I didn’t say anything to Jason’s happy declaration about being backslidden. But every ministerial hair on the back of my neck was reared up and ready for battle. Who did this snotty kid think he was? Asking about the consumption of the devil’s brew on my watch? Bragging about what his relationship with God lacked?
Hmmph. I don’t even remember tasting the pepperoni that night… even though the conversation moved on and was pleasant enough. But I was both dreading and anticipating that long drive in the dark countryside. I was sharpening my self-righteous claws to dig into some fresh sophomore meat.
Jason’s seat belt was hardly buckled when I had my opportunity. After a casual question about life in Pensacola, he repeated his earlier statement:
Gently (no, really), I began to probe if he had ever really committed his life to Christ.
With his typical confidence, Jason interrupted, “Oh I’m saved. In fact, in my freshman year, I led 43 kids to the Lord at my school.”
“Then why are you living like such an idiot now?” I asked. (I did say I was young and in my first church, didn’t I?)
By now we had left the city limits and were driving through the quiet, dark countryside. Jason’s answer made the drive a little darker, and a lot quieter.
“It all began,” he said, “when my parents got a divorce.”
Oh. Dear. God. Didn’t Jesus once say something about a millstone and the depths of the sea for anyone who caused one of these “little ones” to stumble?
I never saw Jason again after that night. I sincerely hope he was able to make peace with his pain and with the Lord. I actually have all the confidence in the world that he did.
But in the 32 years since then, I have heard stories like his repeated again and again. The circumstances always vary, but the results are eerily similar.
- “It all started when I lost my job.”
- “It all started when my dad had an affair.”
- “It all started when my best friend betrayed me.”
- “It all started when my wife left me.”
- “It all started when my pastor left” (seriously?).
- “It all started when I went off to college.”
- “It all started when I found out my daughter was molested by someone we trusted.”
I need to say this as gently as I can. Especially if something like this comes even remotely close to your story. But I need to say it nevertheless… and if I could have had the opportunity to talk to Jason when I’d had a little more time to grow up myself, here is what I would say:

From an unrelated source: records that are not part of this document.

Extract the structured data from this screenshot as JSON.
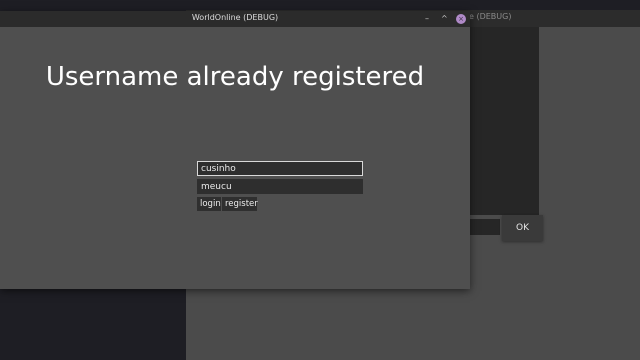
{
  "background_window": {
    "title": "e (DEBUG)",
    "ok_label": "OK"
  },
  "main_window": {
    "title": "WorldOnline (DEBUG)",
    "controls": {
      "minimize": "–",
      "maximize": "^",
      "close": "×"
    }
  },
  "login_form": {
    "heading": "Username already registered",
    "username_value": "cusinho",
    "password_value": "meucu",
    "login_label": "login",
    "register_label": "register"
  },
  "colors": {
    "desktop": "#1e1e24",
    "window_bg": "#4f4f4f",
    "titlebar": "#2b2b2b",
    "field_bg": "#2e2e2e",
    "close_button": "#b08ac8"
  }
}
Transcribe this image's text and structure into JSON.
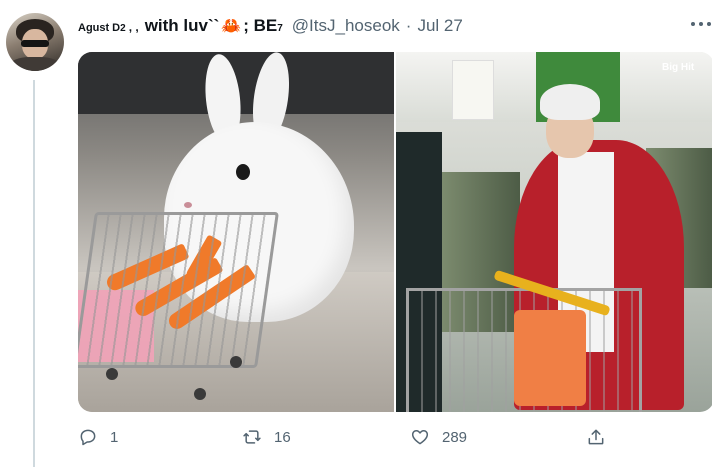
{
  "tweet": {
    "display_name": {
      "prefix": "Agust",
      "d": "D",
      "sup": "2",
      "dots": ", ,",
      "main": "with luv``",
      "crab": "🦀",
      "after": "; BE",
      "after_sup": "7"
    },
    "handle": "@ItsJ_hoseok",
    "separator": "·",
    "date": "Jul 27",
    "more_icon": "more-horizontal-icon"
  },
  "media": {
    "watermark_text": "Big Hit"
  },
  "actions": {
    "reply_count": "1",
    "retweet_count": "16",
    "like_count": "289",
    "icons": [
      "reply-icon",
      "retweet-icon",
      "like-icon",
      "share-icon"
    ]
  },
  "colors": {
    "secondary_text": "#536471",
    "thread_line": "#cfd9de"
  }
}
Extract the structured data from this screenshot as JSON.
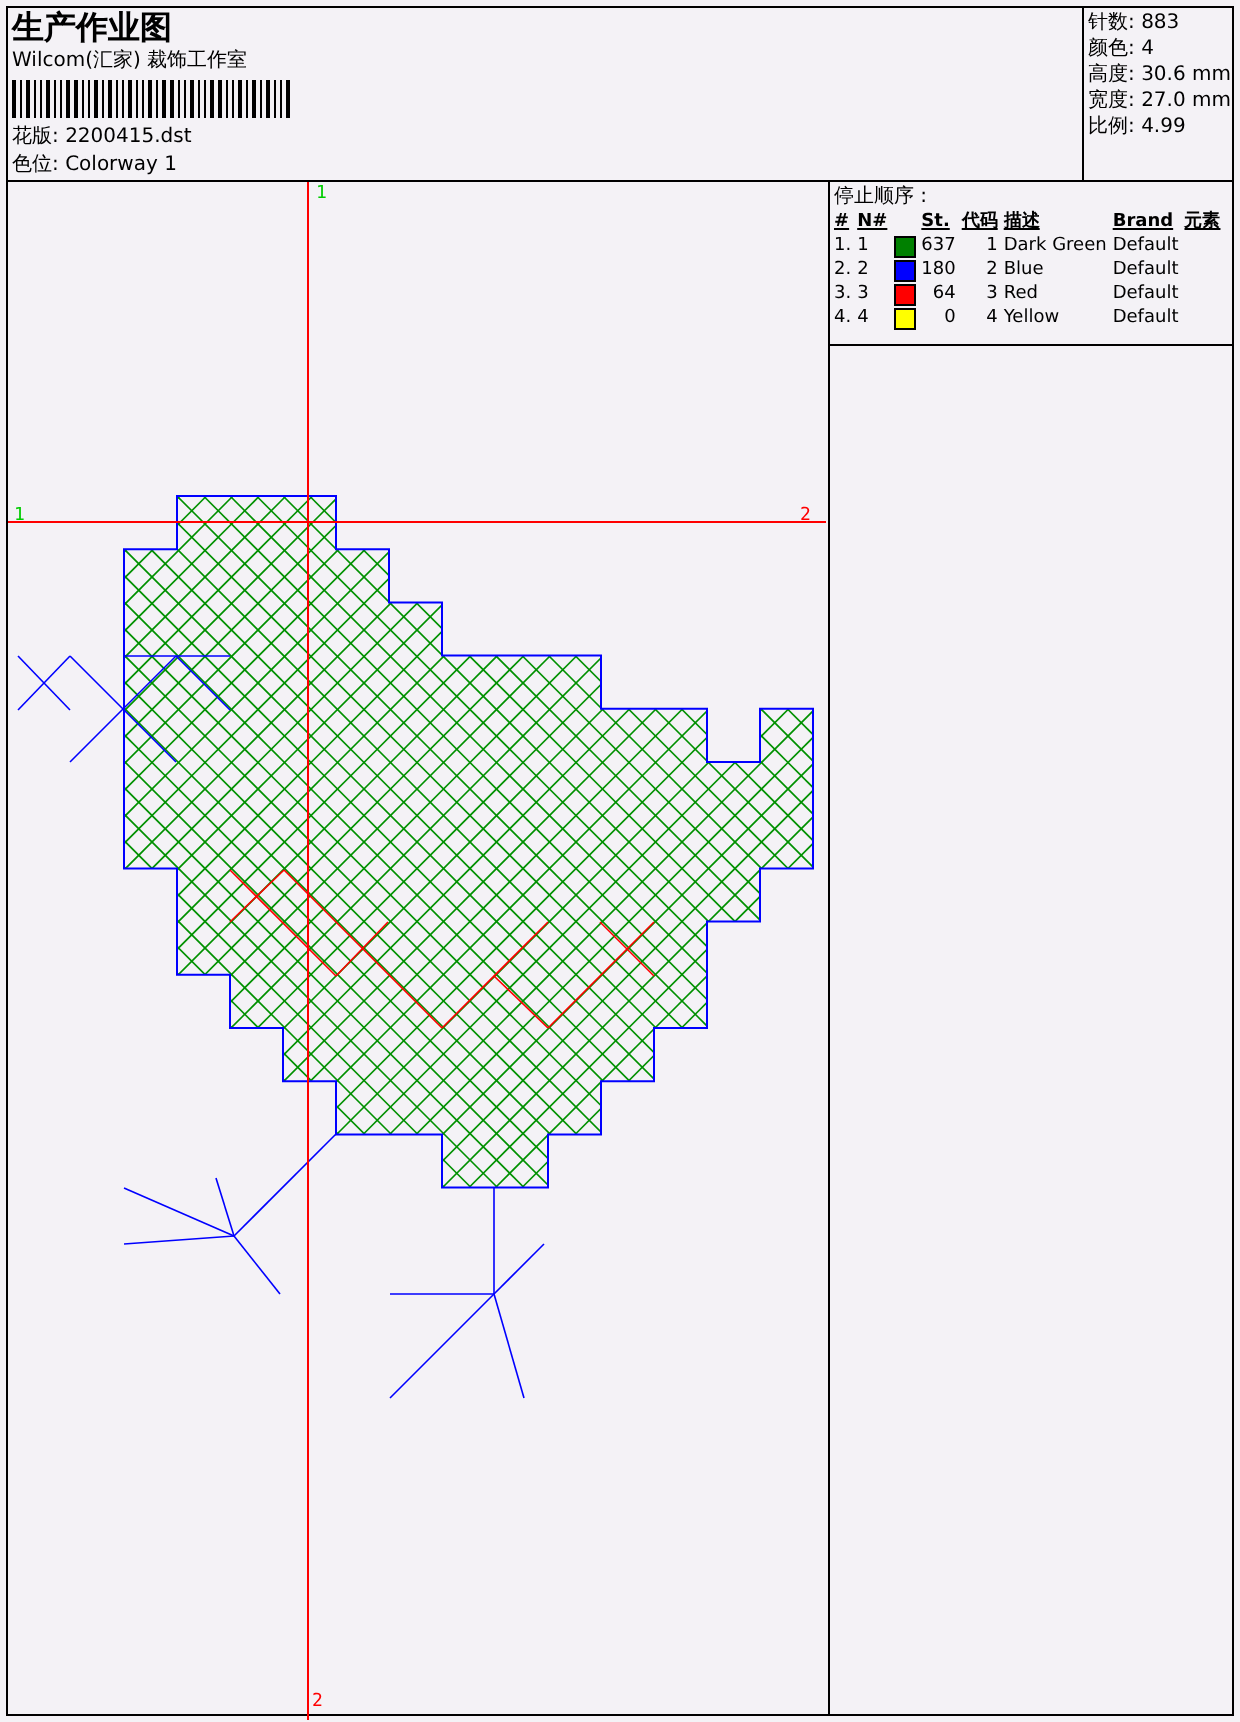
{
  "header": {
    "title": "生产作业图",
    "company": "Wilcom(汇家) 裁饰工作室",
    "fields": [
      {
        "label": "花版:",
        "value": "2200415.dst"
      },
      {
        "label": "色位:",
        "value": "Colorway 1"
      }
    ]
  },
  "info": [
    {
      "label": "针数:",
      "value": "883"
    },
    {
      "label": "颜色:",
      "value": "4"
    },
    {
      "label": "高度:",
      "value": "30.6 mm"
    },
    {
      "label": "宽度:",
      "value": "27.0 mm"
    },
    {
      "label": "比例:",
      "value": "4.99"
    }
  ],
  "stop_sequence": {
    "title": "停止顺序 :",
    "columns": [
      "#",
      "N#",
      "St.",
      "代码",
      "描述",
      "Brand",
      "元素"
    ],
    "rows": [
      {
        "index": "1.",
        "number": "1",
        "color": "#008000",
        "stitches": "637",
        "code": "1",
        "description": "Dark Green",
        "brand": "Default"
      },
      {
        "index": "2.",
        "number": "2",
        "color": "#0000ff",
        "stitches": "180",
        "code": "2",
        "description": "Blue",
        "brand": "Default"
      },
      {
        "index": "3.",
        "number": "3",
        "color": "#ff0000",
        "stitches": "64",
        "code": "3",
        "description": "Red",
        "brand": "Default"
      },
      {
        "index": "4.",
        "number": "4",
        "color": "#ffff00",
        "stitches": "0",
        "code": "4",
        "description": "Yellow",
        "brand": "Default"
      }
    ]
  },
  "canvas": {
    "markers": [
      {
        "label": "1",
        "kind": "top",
        "color": "#00cc00"
      },
      {
        "label": "1",
        "kind": "left",
        "color": "#00cc00"
      },
      {
        "label": "2",
        "kind": "right",
        "color": "#ff0000"
      },
      {
        "label": "2",
        "kind": "bottom",
        "color": "#ff0000"
      }
    ]
  }
}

I am sincerely and deeply sorry that happened. I am sorry we live in a fallen, broken world. I am even more sorry that it seems as though the Lord could have stopped that from happening, and didn’t.
But your circumstances and pain can’t change the fact that He loves you with an everlasting love. And even when people were walking away, or hurting you, or rejecting you, or even abusing you, He was reaching out to you. Loving you. Offering you life and peace.

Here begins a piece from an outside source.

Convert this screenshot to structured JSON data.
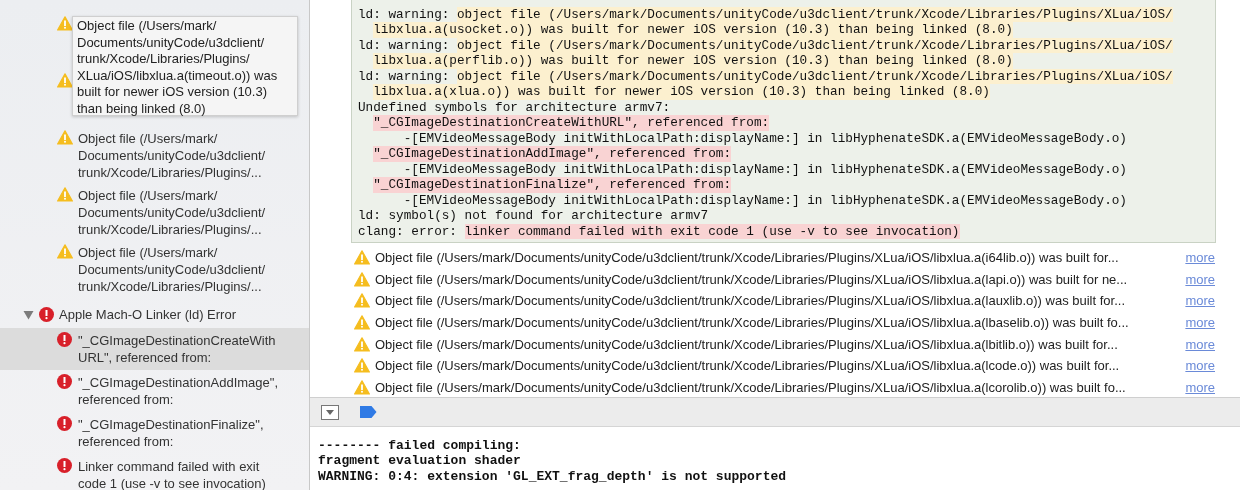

He still is.
I have learned that Jesus is a friend of a wounded heart – that the Bender of the rainbow is the Mender of the broken.
I have learned that the evil that men do is neither a reflection of God’s heart, nor an expression of His will.
You may think He’s sleeping on the job. But He is asking you the same question He has always asked… “Even now, will you trust Me?”
I have also learned that before you or I start trying to hold God accountable for His activity or lack thereof, we’d better man up. As Job discovered, that isn’t likely to turn out well.
One day Jason will stand before God and give an account of his life and influence. He will receive reward for those 43 lives he once impacted; Jesus promised that. But what about his impact since then?
One thing is sure… when Jason’s name is called, those parents who sent his young life reeling won’t be there.
Neither will your biggest sources of pain.
It’ll just be you, the Lord Jesus, and the choices you have made to trust and keep following… or to harden your heart.